How EPP works
EPP is a client-server protocol, where all communications use XML as defined by a series of schemas.
The normal conversation between a client and the server will be:
- Client connects to server over SSL.
- Server identifies itself and the commands and extensions that it supports.
- Client logs in by supplying login name and password.
- Client polls the server to see if there are any notifications waiting to be collected and then collects them (or it could do this later).
- Client issues commands to server, which then replies immediately with response status.
- Client then idles until it has more commands to send, polling periodically for any notifications.
Benefits of using EPP
The main benefits of using EPP are:
- Responses to commands are generally instant. You can issue a command to register a domain, get a response and then confirm with your customer that this has happened all in real time.
- Your investment in EPP client programming should be transferable when integrating with the EPP service of other registries.
- You can choose when to collect notifications that we send you and can be sure that you have received them.
What you need to use EPP
You will either need to write your own EPP client or buy one off the shelf. EPP is not intended for an individual to type out an EPP command in the same way that you can with the Automaton. Your software will then need to be able to connect directly to the EPP server using SSL.
For an explanation of the commands used for EPP please refer to the EPP commands document here.
To connect to our EPP server you need to register for this service. We also provide an EPP testbed to allow you to test your EPP implementation.
Standard EPP is defined in RFC 5730, RFC 5731, RFC 5732 and RFC 5733.

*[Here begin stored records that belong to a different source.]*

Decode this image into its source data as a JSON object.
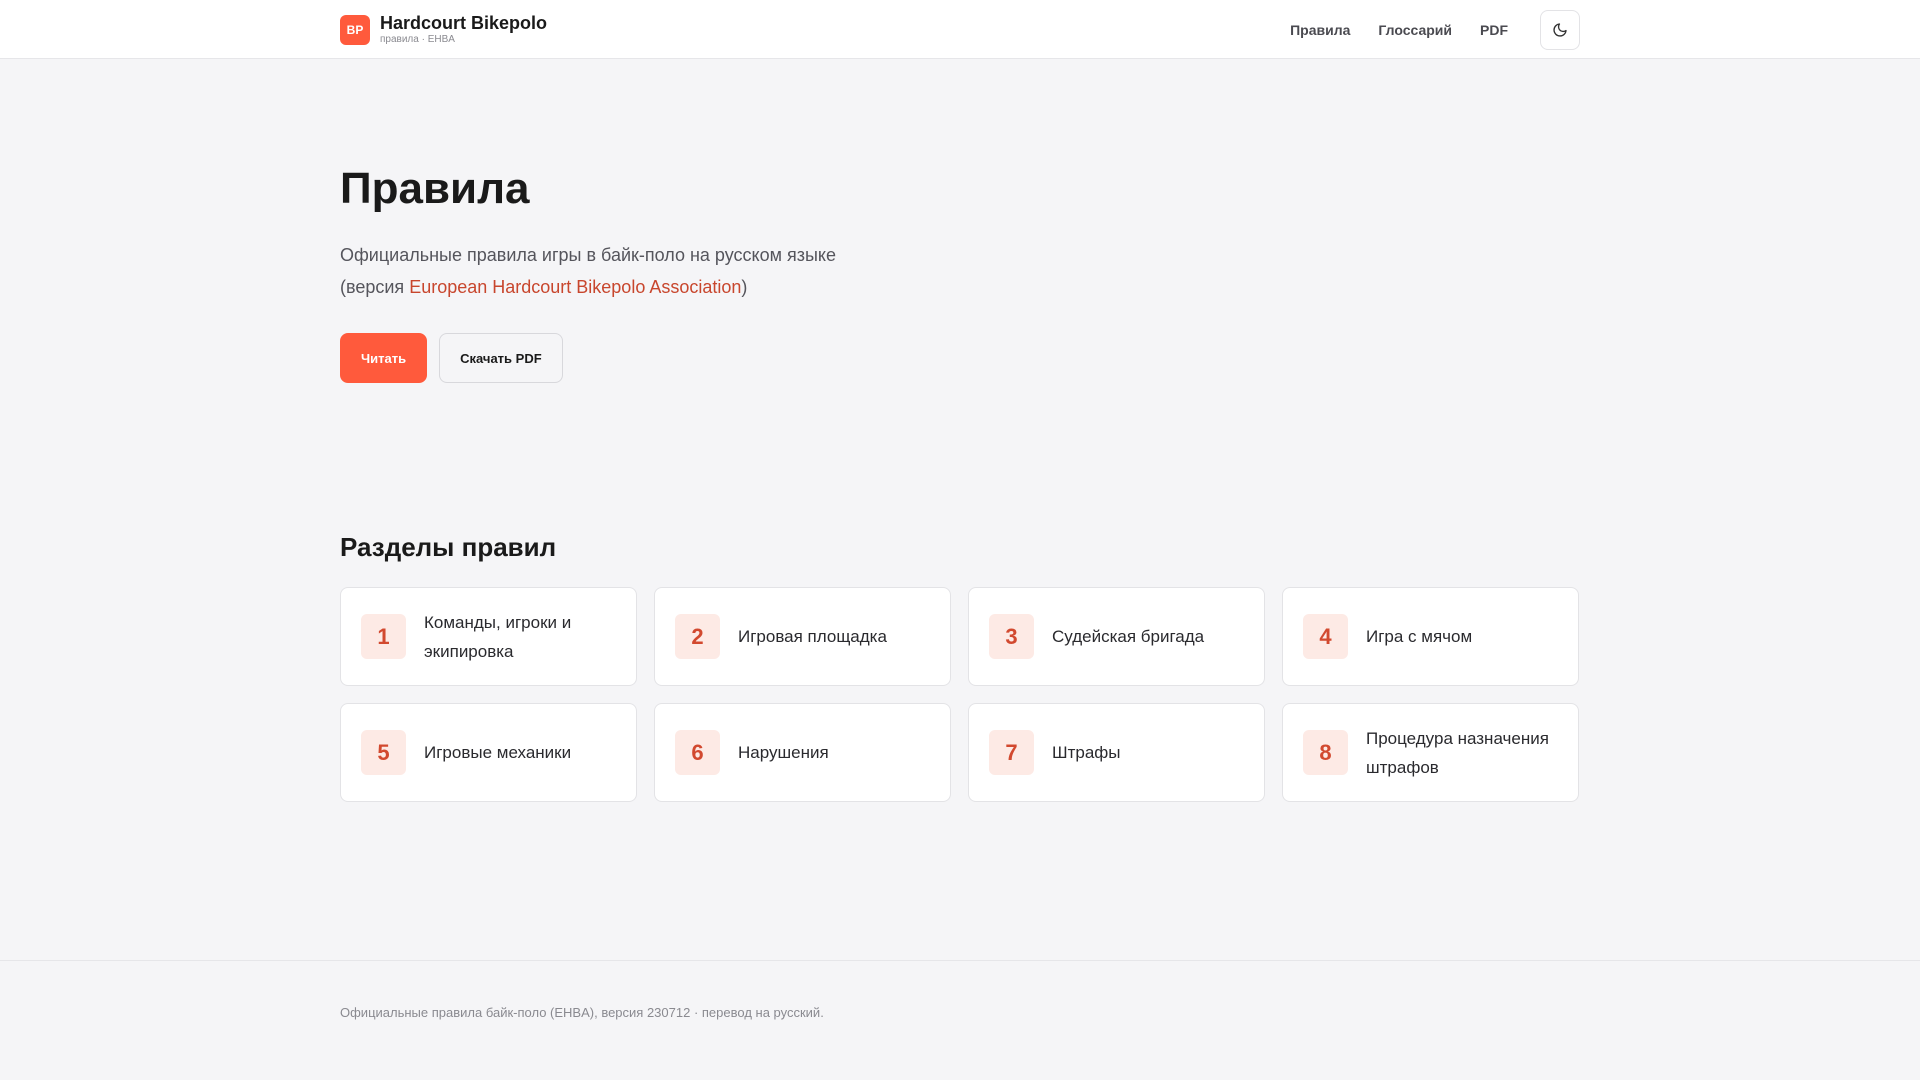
{
  "header": {
    "logo_text": "BP",
    "title": "Hardcourt Bikepolo",
    "subtitle": "правила · EHBA",
    "nav": [
      {
        "label": "Правила"
      },
      {
        "label": "Глоссарий"
      },
      {
        "label": "PDF"
      }
    ],
    "theme_toggle_icon": "moon-icon"
  },
  "hero": {
    "title": "Правила",
    "description_line": "Официальные правила игры в байк-поло на русском языке",
    "version_prefix": "(версия ",
    "version_link": "European Hardcourt Bikepolo Association",
    "version_suffix": ")",
    "read_button": "Читать",
    "download_button": "Скачать PDF"
  },
  "sections": {
    "title": "Разделы правил",
    "items": [
      {
        "num": "1",
        "label": "Команды, игроки и экипировка"
      },
      {
        "num": "2",
        "label": "Игровая площадка"
      },
      {
        "num": "3",
        "label": "Судейская бригада"
      },
      {
        "num": "4",
        "label": "Игра с мячом"
      },
      {
        "num": "5",
        "label": "Игровые механики"
      },
      {
        "num": "6",
        "label": "Нарушения"
      },
      {
        "num": "7",
        "label": "Штрафы"
      },
      {
        "num": "8",
        "label": "Процедура назначения штрафов"
      }
    ]
  },
  "footer": {
    "text": "Официальные правила байк-поло (EHBA), версия 230712 · перевод на русский."
  },
  "colors": {
    "accent": "#ff5a3c",
    "link": "#c8462d",
    "background": "#f5f5f7",
    "badge_bg": "#fdeae5"
  }
}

We recommend that new clients are developed to our standard EPP implementation, documented in these pages. Documentation on the Nominet EPP version is also available here.